Exercise brief:
As the answer, give every line of the records that includes the word "this".

Given data:
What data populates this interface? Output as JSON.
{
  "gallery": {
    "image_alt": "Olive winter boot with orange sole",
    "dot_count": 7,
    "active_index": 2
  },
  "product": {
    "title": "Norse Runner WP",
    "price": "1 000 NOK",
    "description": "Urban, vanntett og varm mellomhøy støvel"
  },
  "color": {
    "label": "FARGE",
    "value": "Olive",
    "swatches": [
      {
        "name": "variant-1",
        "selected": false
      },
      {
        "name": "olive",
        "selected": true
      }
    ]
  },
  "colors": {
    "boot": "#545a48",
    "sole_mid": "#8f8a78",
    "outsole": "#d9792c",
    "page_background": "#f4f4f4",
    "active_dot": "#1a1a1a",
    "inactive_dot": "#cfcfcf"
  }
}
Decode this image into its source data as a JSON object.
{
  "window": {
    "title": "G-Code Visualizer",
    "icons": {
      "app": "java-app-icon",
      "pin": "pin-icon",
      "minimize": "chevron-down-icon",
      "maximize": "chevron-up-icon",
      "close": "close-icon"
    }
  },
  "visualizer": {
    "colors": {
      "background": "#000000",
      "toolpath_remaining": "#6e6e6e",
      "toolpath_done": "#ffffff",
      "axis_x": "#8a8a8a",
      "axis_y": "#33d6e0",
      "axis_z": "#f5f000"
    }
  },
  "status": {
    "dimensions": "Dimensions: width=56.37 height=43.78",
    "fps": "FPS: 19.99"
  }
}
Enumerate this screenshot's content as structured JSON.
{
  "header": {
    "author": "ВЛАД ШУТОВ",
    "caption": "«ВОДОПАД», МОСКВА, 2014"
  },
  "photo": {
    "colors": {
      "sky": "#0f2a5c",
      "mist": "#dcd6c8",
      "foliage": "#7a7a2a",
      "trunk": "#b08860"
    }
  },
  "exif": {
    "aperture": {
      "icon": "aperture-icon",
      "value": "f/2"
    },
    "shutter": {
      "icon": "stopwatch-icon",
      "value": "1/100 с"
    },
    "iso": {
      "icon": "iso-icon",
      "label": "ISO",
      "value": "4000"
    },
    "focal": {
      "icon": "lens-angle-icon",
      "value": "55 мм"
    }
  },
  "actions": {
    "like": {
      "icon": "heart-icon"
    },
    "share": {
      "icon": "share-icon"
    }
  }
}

Task result:
What data populates this interface? Output as JSON.
Decode this image into its source data as a JSON object.
Enumerate this screenshot's content as structured JSON.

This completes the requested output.